Try it ▸
Return the records in full, with every character preserved.

Data for this exercise ▸
* * * *

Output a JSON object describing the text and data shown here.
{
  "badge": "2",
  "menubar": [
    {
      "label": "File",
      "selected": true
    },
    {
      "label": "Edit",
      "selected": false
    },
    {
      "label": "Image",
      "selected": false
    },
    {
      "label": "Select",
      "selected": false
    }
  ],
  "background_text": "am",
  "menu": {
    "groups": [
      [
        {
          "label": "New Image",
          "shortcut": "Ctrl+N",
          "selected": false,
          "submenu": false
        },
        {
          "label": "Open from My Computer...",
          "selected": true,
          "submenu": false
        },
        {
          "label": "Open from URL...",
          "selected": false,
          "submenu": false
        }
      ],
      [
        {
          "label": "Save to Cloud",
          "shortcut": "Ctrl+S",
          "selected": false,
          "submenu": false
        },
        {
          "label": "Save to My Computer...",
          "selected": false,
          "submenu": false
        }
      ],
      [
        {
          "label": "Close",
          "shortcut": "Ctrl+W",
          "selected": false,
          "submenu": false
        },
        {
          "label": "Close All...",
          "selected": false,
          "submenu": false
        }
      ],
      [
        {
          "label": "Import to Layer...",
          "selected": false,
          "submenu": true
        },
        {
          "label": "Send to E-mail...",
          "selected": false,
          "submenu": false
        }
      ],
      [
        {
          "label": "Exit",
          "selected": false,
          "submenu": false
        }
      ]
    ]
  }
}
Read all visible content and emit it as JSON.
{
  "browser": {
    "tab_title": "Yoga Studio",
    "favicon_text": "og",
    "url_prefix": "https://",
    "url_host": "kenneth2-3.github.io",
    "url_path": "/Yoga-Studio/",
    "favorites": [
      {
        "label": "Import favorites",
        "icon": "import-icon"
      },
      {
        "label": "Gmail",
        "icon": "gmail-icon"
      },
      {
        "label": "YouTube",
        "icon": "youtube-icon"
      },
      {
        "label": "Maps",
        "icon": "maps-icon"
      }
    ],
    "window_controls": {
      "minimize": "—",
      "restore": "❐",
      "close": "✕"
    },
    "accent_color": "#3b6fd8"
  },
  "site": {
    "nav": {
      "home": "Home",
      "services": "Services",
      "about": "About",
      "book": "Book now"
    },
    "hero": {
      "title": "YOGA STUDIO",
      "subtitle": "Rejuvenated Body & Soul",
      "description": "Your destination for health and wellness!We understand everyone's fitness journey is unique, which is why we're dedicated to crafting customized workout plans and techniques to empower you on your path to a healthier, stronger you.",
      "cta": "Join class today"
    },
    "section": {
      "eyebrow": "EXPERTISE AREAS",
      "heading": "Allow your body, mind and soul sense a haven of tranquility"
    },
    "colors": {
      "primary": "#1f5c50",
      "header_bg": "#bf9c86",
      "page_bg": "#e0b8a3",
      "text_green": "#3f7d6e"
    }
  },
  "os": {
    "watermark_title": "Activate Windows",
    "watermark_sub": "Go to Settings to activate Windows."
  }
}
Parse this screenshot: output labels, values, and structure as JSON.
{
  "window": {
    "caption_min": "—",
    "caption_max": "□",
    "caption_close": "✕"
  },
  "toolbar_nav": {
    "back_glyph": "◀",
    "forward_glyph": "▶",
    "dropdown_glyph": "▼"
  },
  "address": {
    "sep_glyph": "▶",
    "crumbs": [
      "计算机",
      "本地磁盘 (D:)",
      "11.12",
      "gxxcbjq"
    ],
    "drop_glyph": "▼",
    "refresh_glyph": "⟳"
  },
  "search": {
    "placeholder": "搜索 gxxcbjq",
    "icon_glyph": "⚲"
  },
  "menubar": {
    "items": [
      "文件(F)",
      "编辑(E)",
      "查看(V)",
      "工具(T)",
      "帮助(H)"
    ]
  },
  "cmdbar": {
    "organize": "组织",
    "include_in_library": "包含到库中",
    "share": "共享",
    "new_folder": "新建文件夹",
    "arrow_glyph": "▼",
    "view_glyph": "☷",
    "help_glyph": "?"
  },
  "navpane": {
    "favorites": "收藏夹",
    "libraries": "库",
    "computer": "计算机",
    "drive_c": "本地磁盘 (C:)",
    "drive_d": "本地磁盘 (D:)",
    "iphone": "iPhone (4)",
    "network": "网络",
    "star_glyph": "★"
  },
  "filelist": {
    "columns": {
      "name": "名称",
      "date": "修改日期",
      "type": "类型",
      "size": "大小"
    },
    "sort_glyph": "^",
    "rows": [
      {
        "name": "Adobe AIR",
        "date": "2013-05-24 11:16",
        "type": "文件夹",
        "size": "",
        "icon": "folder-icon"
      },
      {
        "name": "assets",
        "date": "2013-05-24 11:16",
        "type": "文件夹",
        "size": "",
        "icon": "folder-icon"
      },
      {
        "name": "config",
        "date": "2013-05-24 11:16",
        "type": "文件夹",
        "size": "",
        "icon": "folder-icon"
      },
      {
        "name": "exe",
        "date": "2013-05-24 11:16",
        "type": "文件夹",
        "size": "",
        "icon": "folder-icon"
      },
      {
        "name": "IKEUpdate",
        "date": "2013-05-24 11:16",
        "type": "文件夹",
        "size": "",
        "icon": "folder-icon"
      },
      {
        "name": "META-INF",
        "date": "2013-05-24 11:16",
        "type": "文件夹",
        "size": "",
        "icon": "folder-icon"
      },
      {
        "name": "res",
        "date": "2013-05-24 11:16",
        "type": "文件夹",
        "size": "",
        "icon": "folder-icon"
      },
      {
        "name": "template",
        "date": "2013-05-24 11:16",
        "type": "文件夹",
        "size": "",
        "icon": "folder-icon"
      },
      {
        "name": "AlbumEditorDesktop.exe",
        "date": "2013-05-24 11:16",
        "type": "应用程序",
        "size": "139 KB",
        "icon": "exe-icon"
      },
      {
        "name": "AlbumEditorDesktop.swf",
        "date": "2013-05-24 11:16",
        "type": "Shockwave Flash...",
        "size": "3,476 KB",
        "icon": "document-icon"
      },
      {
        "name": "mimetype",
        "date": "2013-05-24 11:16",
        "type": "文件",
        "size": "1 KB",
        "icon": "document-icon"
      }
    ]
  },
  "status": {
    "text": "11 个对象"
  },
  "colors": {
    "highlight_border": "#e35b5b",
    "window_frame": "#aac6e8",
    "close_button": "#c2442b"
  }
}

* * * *

Result of this task ▸
Output a JSON object describing the text and data shown here.
{
  "badge": "2",
  "menubar": [
    {
      "label": "File",
      "selected": true
    },
    {
      "label": "Edit",
      "selected": false
    },
    {
      "label": "Image",
      "selected": false
    },
    {
      "label": "Select",
      "selected": false
    }
  ],
  "background_text": "am",
  "menu": {
    "groups": [
      [
        {
          "label": "New Image",
          "shortcut": "Ctrl+N",
          "selected": false,
          "submenu": false
        },
        {
          "label": "Open from My Computer...",
          "selected": true,
          "submenu": false
        },
        {
          "label": "Open from URL...",
          "selected": false,
          "submenu": false
        }
      ],
      [
        {
          "label": "Save to Cloud",
          "shortcut": "Ctrl+S",
          "selected": false,
          "submenu": false
        },
        {
          "label": "Save to My Computer...",
          "selected": false,
          "submenu": false
        }
      ],
      [
        {
          "label": "Close",
          "shortcut": "Ctrl+W",
          "selected": false,
          "submenu": false
        },
        {
          "label": "Close All...",
          "selected": false,
          "submenu": false
        }
      ],
      [
        {
          "label": "Import to Layer...",
          "selected": false,
          "submenu": true
        },
        {
          "label": "Send to E-mail...",
          "selected": false,
          "submenu": false
        }
      ],
      [
        {
          "label": "Exit",
          "selected": false,
          "submenu": false
        }
      ]
    ]
  }
}
Read all visible content and emit it as JSON.
{
  "browser": {
    "tab_title": "Yoga Studio",
    "favicon_text": "og",
    "url_prefix": "https://",
    "url_host": "kenneth2-3.github.io",
    "url_path": "/Yoga-Studio/",
    "favorites": [
      {
        "label": "Import favorites",
        "icon": "import-icon"
      },
      {
        "label": "Gmail",
        "icon": "gmail-icon"
      },
      {
        "label": "YouTube",
        "icon": "youtube-icon"
      },
      {
        "label": "Maps",
        "icon": "maps-icon"
      }
    ],
    "window_controls": {
      "minimize": "—",
      "restore": "❐",
      "close": "✕"
    },
    "accent_color": "#3b6fd8"
  },
  "site": {
    "nav": {
      "home": "Home",
      "services": "Services",
      "about": "About",
      "book": "Book now"
    },
    "hero": {
      "title": "YOGA STUDIO",
      "subtitle": "Rejuvenated Body & Soul",
      "description": "Your destination for health and wellness!We understand everyone's fitness journey is unique, which is why we're dedicated to crafting customized workout plans and techniques to empower you on your path to a healthier, stronger you.",
      "cta": "Join class today"
    },
    "section": {
      "eyebrow": "EXPERTISE AREAS",
      "heading": "Allow your body, mind and soul sense a haven of tranquility"
    },
    "colors": {
      "primary": "#1f5c50",
      "header_bg": "#bf9c86",
      "page_bg": "#e0b8a3",
      "text_green": "#3f7d6e"
    }
  },
  "os": {
    "watermark_title": "Activate Windows",
    "watermark_sub": "Go to Settings to activate Windows."
  }
}
Parse this screenshot: output labels, values, and structure as JSON.
{
  "window": {
    "caption_min": "—",
    "caption_max": "□",
    "caption_close": "✕"
  },
  "toolbar_nav": {
    "back_glyph": "◀",
    "forward_glyph": "▶",
    "dropdown_glyph": "▼"
  },
  "address": {
    "sep_glyph": "▶",
    "crumbs": [
      "计算机",
      "本地磁盘 (D:)",
      "11.12",
      "gxxcbjq"
    ],
    "drop_glyph": "▼",
    "refresh_glyph": "⟳"
  },
  "search": {
    "placeholder": "搜索 gxxcbjq",
    "icon_glyph": "⚲"
  },
  "menubar": {
    "items": [
      "文件(F)",
      "编辑(E)",
      "查看(V)",
      "工具(T)",
      "帮助(H)"
    ]
  },
  "cmdbar": {
    "organize": "组织",
    "include_in_library": "包含到库中",
    "share": "共享",
    "new_folder": "新建文件夹",
    "arrow_glyph": "▼",
    "view_glyph": "☷",
    "help_glyph": "?"
  },
  "navpane": {
    "favorites": "收藏夹",
    "libraries": "库",
    "computer": "计算机",
    "drive_c": "本地磁盘 (C:)",
    "drive_d": "本地磁盘 (D:)",
    "iphone": "iPhone (4)",
    "network": "网络",
    "star_glyph": "★"
  },
  "filelist": {
    "columns": {
      "name": "名称",
      "date": "修改日期",
      "type": "类型",
      "size": "大小"
    },
    "sort_glyph": "^",
    "rows": [
      {
        "name": "Adobe AIR",
        "date": "2013-05-24 11:16",
        "type": "文件夹",
        "size": "",
        "icon": "folder-icon"
      },
      {
        "name": "assets",
        "date": "2013-05-24 11:16",
        "type": "文件夹",
        "size": "",
        "icon": "folder-icon"
      },
      {
        "name": "config",
        "date": "2013-05-24 11:16",
        "type": "文件夹",
        "size": "",
        "icon": "folder-icon"
      },
      {
        "name": "exe",
        "date": "2013-05-24 11:16",
        "type": "文件夹",
        "size": "",
        "icon": "folder-icon"
      },
      {
        "name": "IKEUpdate",
        "date": "2013-05-24 11:16",
        "type": "文件夹",
        "size": "",
        "icon": "folder-icon"
      },
      {
        "name": "META-INF",
        "date": "2013-05-24 11:16",
        "type": "文件夹",
        "size": "",
        "icon": "folder-icon"
      },
      {
        "name": "res",
        "date": "2013-05-24 11:16",
        "type": "文件夹",
        "size": "",
        "icon": "folder-icon"
      },
      {
        "name": "template",
        "date": "2013-05-24 11:16",
        "type": "文件夹",
        "size": "",
        "icon": "folder-icon"
      },
      {
        "name": "AlbumEditorDesktop.exe",
        "date": "2013-05-24 11:16",
        "type": "应用程序",
        "size": "139 KB",
        "icon": "exe-icon"
      },
      {
        "name": "AlbumEditorDesktop.swf",
        "date": "2013-05-24 11:16",
        "type": "Shockwave Flash...",
        "size": "3,476 KB",
        "icon": "document-icon"
      },
      {
        "name": "mimetype",
        "date": "2013-05-24 11:16",
        "type": "文件",
        "size": "1 KB",
        "icon": "document-icon"
      }
    ]
  },
  "status": {
    "text": "11 个对象"
  },
  "colors": {
    "highlight_border": "#e35b5b",
    "window_frame": "#aac6e8",
    "close_button": "#c2442b"
  }
}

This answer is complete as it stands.